History[edit]

For the Roman period, see Women in Ancient Rome.

Post-Roman period[edit]

Maria Gaetana Agnesi, an Italian mathematician and linguist, who was, according to Dirk Jan Struik "the first important woman mathematician since Hypatia (fifth century A.D.)".

After ancient Rome and up to the 1950s and 1960s, women were not usually mistreated or abused, but had far less rights than men[citation needed]. There were some distinguished women in Italy before the 1950s, such as Elena Piscopia (the world's first female laureate), Maria Gaetana Agnesi (scholar, mathematician and philosopher) and Maria Montessori (educator), but women in Italy were rarely well-educated and would probably end up being a housewife,[3] washer or a nun at most.

Today[edit]

Today women have equal rights as men, and have mainly the same job, business and education opportunities. Some, more traditionalist (especially in the South) people in Italian society still tend to treat women as slightly inferior, but female rights in Italy are just as one would expect of a developed country.[3]

Female education[edit]

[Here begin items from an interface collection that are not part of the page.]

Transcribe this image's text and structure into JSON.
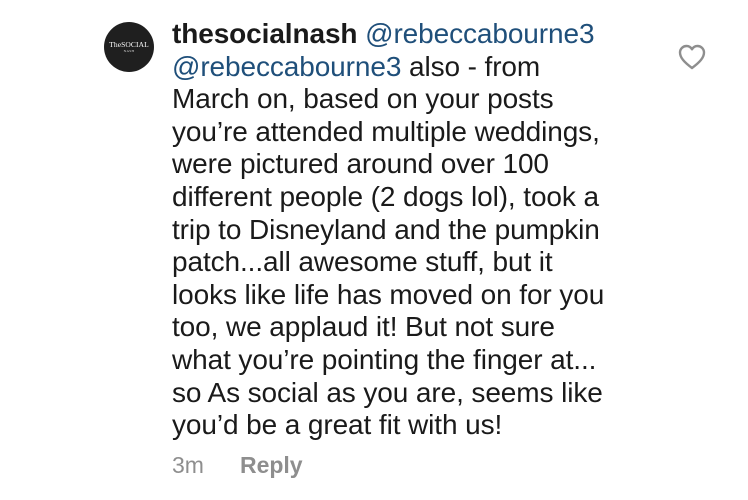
{
  "comment": {
    "avatar_text": "TheSOCIAL",
    "avatar_subtext": "NASH",
    "username": "thesocialnash",
    "mention_1": "@rebeccabourne3",
    "mention_2": "@rebeccabourne3",
    "lines": {
      "l2_rest": " also - from",
      "l3": "March on, based on your posts",
      "l4": "you’re attended multiple weddings,",
      "l5": "were pictured around over 100",
      "l6": "different people (2 dogs lol), took a",
      "l7": "trip to Disneyland and the pumpkin",
      "l8": "patch...all awesome stuff, but it",
      "l9": "looks like life has moved on for you",
      "l10": "too, we applaud it! But not sure",
      "l11": "what you’re pointing the finger at...",
      "l12": "so As social as you are, seems like",
      "l13": "you’d be a great fit with us!"
    },
    "timestamp": "3m",
    "reply_label": "Reply",
    "like_icon": "heart-outline-icon"
  },
  "colors": {
    "text": "#1a1a1a",
    "mention": "#1f4f7a",
    "meta": "#8e8e8e",
    "avatar_bg": "#1f1f1f"
  }
}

Women in Italy tend to have highly favourable results and mainly excel in secondary and tertiary education.[3] Ever since the Italian economic miracle, women's literacy rate and university enrollment has gone up dramatically in Italy.[3] Women in Italy have a 98% literacy rate, have a basic education and often go to university.[3] 60% of Italian university graduates are female, and women are excellently represented in all academic subjects, including mathematics, information technology and other technological areas which are usually occupied by males.[3]

Work[edit]

Female standards at work are generally of a high quality and professional, but is not as excelling as in their education.[3] The probability of a woman getting employed is mainly related to her qualifications, and 80% of women who graduate university go to look for jobs.[3]

Pay[edit]

Women holding white collar, high level or office jobs tend to get paid the same as men, but women with blue collar or manual positions are paid 1/3 less than their male counterparts.[3]

Culture and society[edit]

There is, today, a growing acceptance of women, and people (especially in the North[4]) tend to be far more liberal towards women getting jobs, going to university and doing stereotypically male things. However, in some parts of society, women are still stereotyped as being simply housewives and mothers, also reflected in the fact of a higher-than-EU average female unemployment.[5]

See also[edit]

References[edit]

External links[edit]